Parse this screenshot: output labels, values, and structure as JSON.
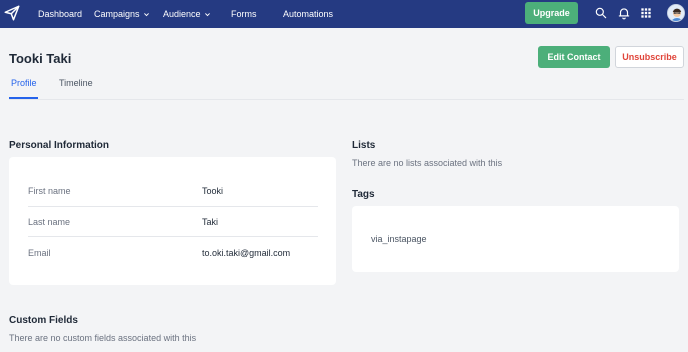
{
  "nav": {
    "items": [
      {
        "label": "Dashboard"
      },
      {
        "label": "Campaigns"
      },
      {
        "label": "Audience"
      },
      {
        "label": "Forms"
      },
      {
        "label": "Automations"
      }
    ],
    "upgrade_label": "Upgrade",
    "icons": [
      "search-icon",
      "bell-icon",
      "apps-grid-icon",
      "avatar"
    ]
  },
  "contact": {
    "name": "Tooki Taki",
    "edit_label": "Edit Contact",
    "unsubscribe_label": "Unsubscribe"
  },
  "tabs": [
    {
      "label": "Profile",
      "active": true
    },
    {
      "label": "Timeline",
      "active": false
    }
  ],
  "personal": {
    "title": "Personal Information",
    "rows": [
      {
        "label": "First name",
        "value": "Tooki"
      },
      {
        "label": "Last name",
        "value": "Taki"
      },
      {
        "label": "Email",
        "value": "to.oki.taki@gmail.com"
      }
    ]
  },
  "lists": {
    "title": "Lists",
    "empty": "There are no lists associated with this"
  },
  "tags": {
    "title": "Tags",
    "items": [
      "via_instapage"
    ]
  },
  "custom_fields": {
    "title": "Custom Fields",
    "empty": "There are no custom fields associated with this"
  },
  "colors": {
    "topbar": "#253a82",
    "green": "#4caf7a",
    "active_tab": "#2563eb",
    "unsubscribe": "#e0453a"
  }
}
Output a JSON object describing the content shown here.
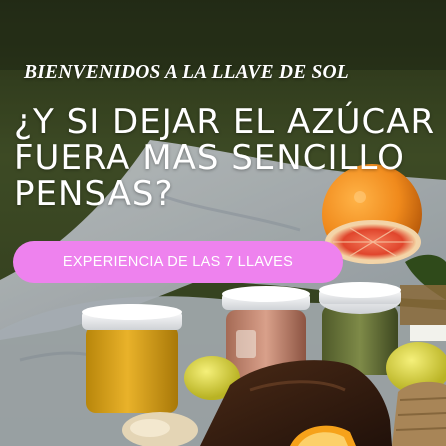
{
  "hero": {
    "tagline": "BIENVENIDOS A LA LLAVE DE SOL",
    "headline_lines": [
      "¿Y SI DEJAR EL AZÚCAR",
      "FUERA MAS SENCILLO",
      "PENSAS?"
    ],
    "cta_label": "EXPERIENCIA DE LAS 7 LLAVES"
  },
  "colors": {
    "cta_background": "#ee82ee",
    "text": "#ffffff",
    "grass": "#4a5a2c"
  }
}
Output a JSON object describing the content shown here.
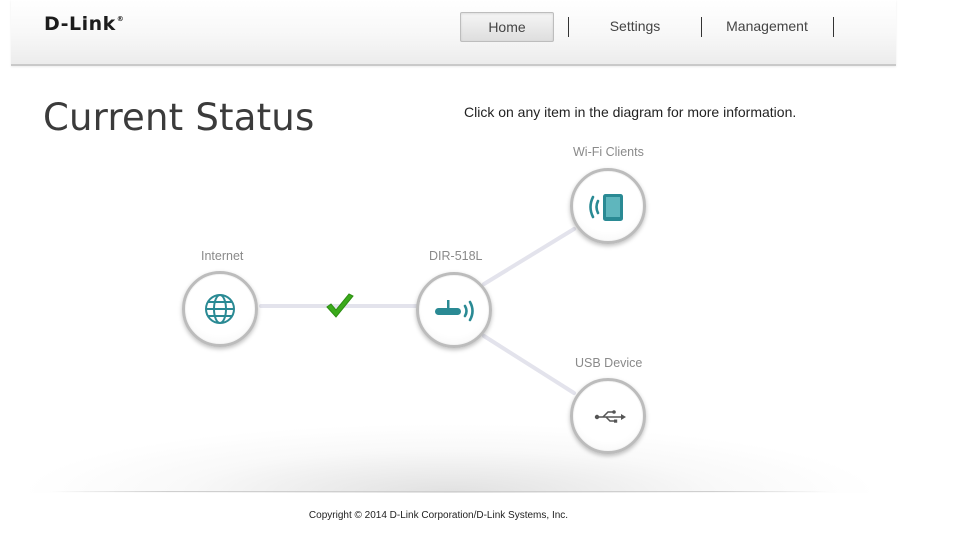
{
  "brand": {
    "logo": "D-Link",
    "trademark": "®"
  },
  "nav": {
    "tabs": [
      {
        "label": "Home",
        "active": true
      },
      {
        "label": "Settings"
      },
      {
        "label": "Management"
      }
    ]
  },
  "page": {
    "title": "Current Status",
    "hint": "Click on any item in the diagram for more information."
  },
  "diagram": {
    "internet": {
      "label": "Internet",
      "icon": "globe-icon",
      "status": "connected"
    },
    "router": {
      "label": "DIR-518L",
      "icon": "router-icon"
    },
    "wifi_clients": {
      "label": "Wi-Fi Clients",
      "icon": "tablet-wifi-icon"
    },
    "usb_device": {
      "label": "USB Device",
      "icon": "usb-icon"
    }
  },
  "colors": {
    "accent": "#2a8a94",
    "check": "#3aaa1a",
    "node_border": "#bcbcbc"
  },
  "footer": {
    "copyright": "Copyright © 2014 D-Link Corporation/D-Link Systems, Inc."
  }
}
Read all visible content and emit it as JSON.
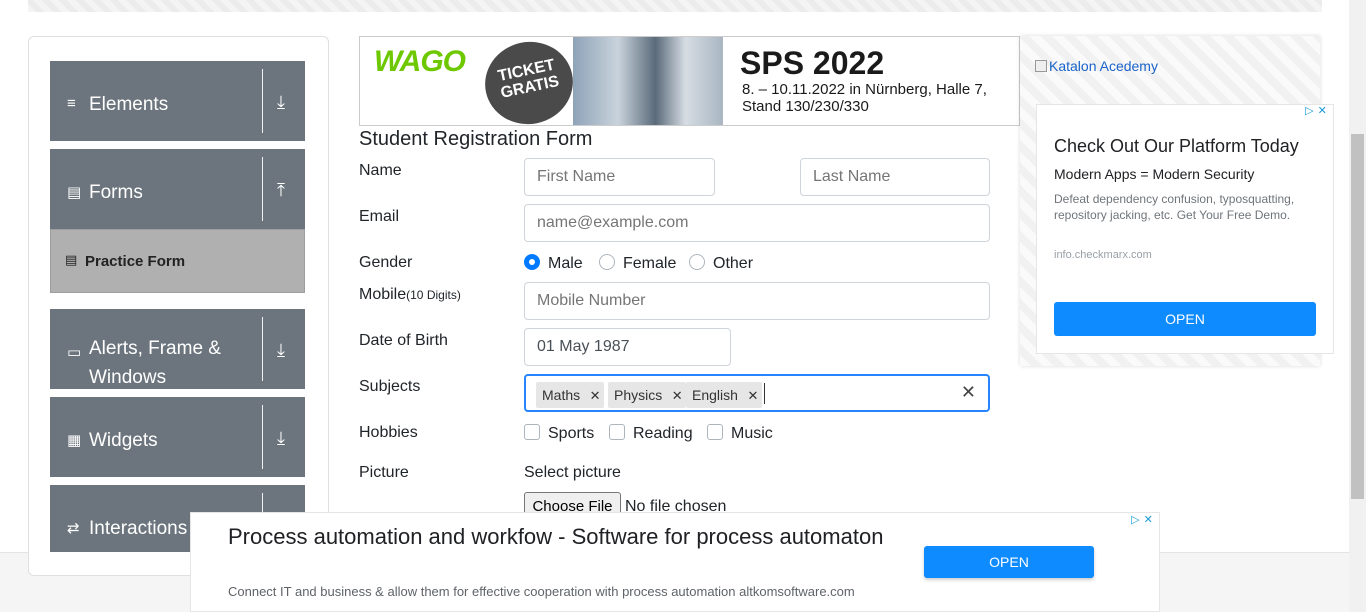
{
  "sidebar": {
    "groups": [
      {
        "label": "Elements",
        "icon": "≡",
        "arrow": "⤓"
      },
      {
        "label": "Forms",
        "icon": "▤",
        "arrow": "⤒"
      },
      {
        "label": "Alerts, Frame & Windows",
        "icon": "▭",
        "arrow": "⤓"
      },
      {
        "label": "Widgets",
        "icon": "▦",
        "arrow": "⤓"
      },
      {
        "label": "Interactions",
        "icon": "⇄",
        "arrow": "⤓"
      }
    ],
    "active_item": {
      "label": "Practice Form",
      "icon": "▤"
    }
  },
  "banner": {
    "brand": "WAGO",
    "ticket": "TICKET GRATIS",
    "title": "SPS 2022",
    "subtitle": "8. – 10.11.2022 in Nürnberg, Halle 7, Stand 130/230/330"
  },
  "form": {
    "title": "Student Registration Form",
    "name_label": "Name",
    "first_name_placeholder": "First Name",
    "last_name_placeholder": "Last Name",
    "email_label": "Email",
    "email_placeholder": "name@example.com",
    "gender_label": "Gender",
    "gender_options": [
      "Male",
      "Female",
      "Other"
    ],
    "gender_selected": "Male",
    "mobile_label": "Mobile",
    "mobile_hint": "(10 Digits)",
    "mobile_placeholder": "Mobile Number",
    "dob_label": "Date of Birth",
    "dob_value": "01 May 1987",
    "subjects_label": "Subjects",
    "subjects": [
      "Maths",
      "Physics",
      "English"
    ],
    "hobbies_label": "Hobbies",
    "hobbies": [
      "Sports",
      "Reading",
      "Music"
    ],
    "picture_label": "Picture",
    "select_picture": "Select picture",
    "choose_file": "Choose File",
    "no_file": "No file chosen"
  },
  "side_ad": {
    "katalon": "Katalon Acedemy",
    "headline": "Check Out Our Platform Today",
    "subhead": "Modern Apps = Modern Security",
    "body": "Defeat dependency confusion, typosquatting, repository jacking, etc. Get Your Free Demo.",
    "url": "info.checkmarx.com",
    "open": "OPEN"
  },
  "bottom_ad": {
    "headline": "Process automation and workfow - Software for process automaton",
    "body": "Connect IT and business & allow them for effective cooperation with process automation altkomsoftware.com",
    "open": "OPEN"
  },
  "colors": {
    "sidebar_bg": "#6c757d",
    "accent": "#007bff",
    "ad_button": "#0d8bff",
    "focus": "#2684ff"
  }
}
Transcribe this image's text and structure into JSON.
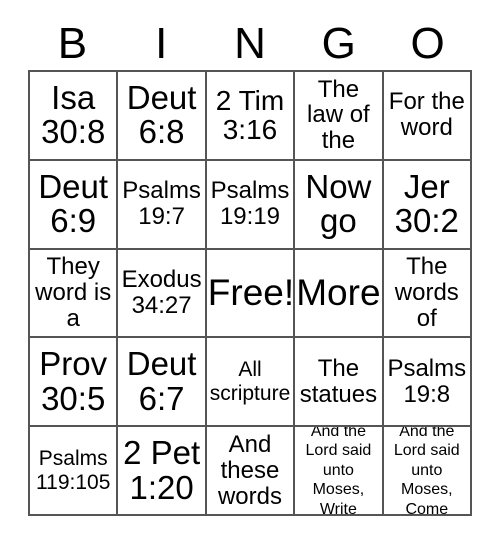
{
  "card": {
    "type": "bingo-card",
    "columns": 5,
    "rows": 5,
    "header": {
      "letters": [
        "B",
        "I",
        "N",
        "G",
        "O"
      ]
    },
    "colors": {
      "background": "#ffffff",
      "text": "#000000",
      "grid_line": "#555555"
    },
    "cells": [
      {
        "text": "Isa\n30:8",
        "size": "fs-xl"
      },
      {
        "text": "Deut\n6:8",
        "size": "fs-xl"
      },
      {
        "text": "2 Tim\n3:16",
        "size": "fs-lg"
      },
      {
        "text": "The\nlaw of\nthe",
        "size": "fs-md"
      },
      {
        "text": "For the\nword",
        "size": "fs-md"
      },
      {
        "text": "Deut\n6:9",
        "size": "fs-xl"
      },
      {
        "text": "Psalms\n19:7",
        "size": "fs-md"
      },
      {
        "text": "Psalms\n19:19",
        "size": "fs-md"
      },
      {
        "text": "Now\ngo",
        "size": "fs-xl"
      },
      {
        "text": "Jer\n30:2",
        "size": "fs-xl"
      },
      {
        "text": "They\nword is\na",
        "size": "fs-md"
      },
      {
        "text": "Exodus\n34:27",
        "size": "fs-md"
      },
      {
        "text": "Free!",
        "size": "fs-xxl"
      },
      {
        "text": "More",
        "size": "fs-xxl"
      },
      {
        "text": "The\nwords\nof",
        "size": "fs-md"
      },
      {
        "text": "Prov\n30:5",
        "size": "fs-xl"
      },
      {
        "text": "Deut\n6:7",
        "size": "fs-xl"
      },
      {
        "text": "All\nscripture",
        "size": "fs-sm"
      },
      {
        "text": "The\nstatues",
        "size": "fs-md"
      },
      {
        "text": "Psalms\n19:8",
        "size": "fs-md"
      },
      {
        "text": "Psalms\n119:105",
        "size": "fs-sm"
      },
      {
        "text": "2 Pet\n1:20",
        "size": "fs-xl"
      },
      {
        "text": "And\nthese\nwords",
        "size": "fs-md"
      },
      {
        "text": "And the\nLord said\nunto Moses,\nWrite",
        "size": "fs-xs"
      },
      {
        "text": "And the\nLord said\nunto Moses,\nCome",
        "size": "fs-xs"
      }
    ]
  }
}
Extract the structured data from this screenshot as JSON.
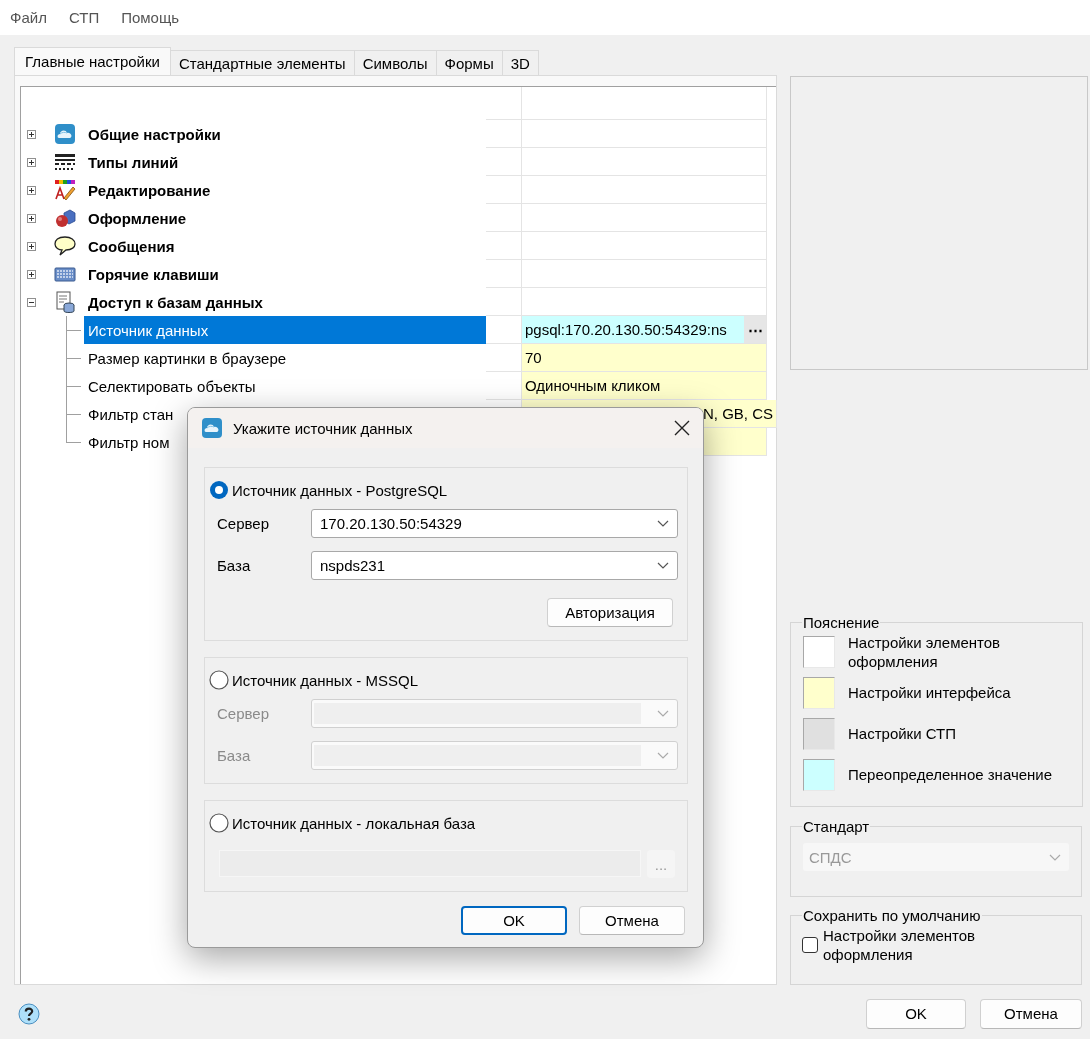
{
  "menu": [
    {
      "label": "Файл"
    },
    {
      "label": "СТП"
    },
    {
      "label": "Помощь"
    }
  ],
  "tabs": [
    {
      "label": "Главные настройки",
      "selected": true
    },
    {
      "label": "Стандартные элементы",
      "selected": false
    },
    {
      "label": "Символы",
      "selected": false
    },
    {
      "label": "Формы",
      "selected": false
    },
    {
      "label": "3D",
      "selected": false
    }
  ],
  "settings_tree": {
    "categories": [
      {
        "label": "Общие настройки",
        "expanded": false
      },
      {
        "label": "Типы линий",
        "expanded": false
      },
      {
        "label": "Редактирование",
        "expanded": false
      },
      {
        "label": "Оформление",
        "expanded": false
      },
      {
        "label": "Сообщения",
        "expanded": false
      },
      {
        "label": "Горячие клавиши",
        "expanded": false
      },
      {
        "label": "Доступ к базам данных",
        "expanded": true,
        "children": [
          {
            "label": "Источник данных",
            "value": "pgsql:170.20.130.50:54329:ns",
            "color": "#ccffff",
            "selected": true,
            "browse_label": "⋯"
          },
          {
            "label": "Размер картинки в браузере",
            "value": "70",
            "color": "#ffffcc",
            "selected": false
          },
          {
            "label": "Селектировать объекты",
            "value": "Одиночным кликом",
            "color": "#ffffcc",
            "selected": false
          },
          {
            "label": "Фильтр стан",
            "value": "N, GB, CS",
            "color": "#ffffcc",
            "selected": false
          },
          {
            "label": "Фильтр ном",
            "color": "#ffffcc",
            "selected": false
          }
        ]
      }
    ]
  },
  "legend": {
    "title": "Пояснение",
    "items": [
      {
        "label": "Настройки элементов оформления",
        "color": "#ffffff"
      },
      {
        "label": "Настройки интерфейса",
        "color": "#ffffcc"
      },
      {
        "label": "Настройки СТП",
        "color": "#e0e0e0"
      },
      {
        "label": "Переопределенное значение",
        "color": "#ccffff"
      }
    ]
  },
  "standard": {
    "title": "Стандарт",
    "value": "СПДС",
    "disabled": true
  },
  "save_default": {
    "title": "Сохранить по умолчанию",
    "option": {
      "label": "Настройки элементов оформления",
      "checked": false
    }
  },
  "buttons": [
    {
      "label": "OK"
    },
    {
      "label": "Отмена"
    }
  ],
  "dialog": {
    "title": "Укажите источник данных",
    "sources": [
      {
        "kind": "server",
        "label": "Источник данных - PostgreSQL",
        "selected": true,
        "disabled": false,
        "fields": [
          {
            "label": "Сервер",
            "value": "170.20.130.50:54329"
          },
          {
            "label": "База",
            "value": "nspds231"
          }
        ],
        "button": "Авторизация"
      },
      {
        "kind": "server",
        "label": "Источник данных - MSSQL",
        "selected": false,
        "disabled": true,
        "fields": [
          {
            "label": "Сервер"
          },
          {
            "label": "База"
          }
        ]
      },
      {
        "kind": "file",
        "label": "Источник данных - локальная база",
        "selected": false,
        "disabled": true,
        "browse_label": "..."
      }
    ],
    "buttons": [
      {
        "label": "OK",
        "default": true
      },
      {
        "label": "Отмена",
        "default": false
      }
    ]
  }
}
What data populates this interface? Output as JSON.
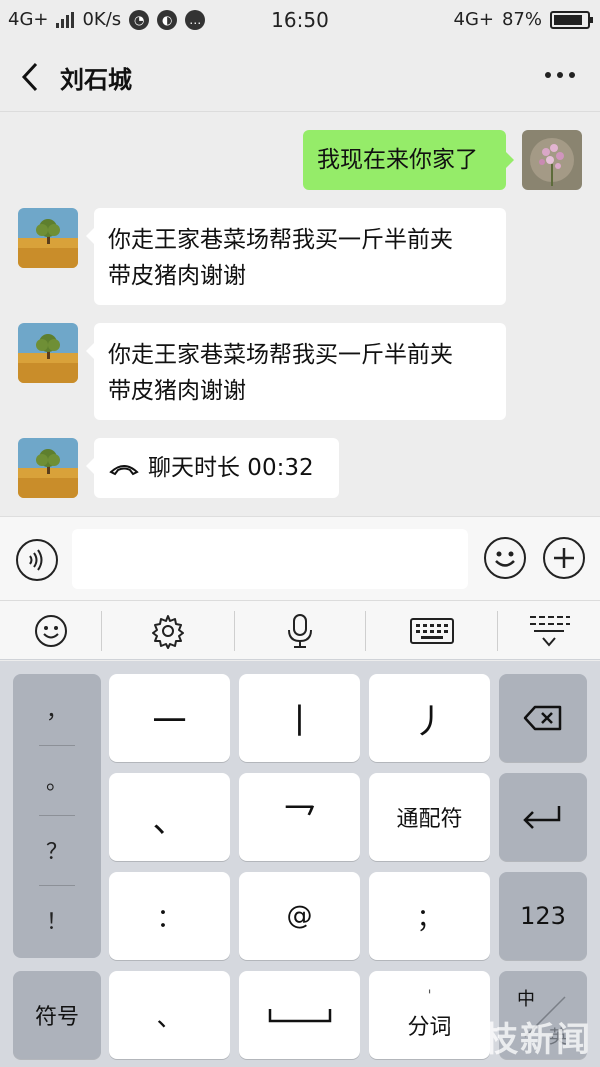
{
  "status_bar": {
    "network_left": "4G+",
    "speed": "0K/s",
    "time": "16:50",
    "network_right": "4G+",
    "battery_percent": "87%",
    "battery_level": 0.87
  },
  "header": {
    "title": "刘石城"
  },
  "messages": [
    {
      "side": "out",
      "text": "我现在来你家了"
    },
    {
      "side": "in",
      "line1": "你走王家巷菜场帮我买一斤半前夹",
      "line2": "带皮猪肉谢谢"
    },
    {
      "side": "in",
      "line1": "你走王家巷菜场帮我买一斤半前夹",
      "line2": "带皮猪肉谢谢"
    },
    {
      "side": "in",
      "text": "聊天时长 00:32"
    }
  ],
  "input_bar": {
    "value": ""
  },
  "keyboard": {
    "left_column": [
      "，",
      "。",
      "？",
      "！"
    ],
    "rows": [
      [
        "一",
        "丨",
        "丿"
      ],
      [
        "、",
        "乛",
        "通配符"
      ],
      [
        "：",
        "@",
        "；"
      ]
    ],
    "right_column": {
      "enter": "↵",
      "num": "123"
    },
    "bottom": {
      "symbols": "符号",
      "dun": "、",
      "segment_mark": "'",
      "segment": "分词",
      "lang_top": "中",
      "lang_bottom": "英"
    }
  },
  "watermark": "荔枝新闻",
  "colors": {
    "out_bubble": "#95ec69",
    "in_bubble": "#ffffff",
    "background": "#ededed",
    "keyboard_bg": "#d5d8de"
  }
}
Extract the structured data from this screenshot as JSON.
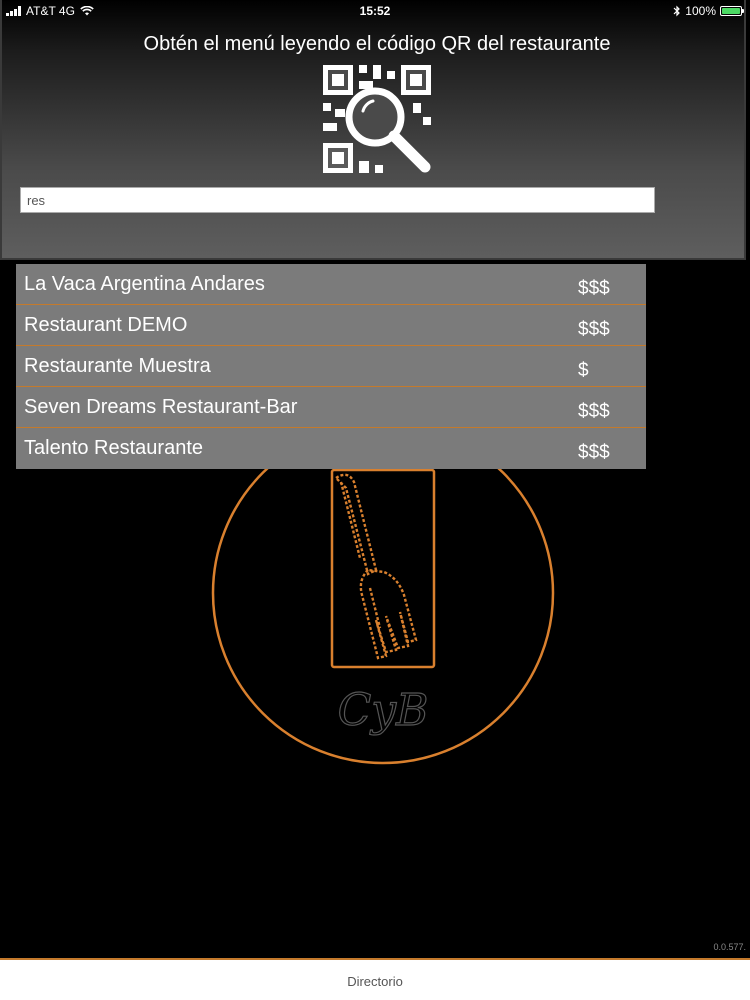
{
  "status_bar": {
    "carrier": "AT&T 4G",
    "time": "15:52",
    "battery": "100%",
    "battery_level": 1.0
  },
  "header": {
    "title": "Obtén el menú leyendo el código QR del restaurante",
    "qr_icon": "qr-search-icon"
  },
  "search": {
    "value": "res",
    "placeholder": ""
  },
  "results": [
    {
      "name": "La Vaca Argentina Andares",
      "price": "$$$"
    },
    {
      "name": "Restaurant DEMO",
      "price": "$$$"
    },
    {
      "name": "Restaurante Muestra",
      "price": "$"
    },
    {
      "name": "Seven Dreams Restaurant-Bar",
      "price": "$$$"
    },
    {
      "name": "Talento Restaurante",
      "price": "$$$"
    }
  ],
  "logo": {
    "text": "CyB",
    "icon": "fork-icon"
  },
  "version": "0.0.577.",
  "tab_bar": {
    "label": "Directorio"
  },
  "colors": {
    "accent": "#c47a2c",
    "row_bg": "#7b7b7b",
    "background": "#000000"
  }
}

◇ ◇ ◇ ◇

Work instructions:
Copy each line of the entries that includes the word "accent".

Output for this task:
    "accent": "#2a8a94",
    "accent": "#007bff",
    "accent": "#c47a2c",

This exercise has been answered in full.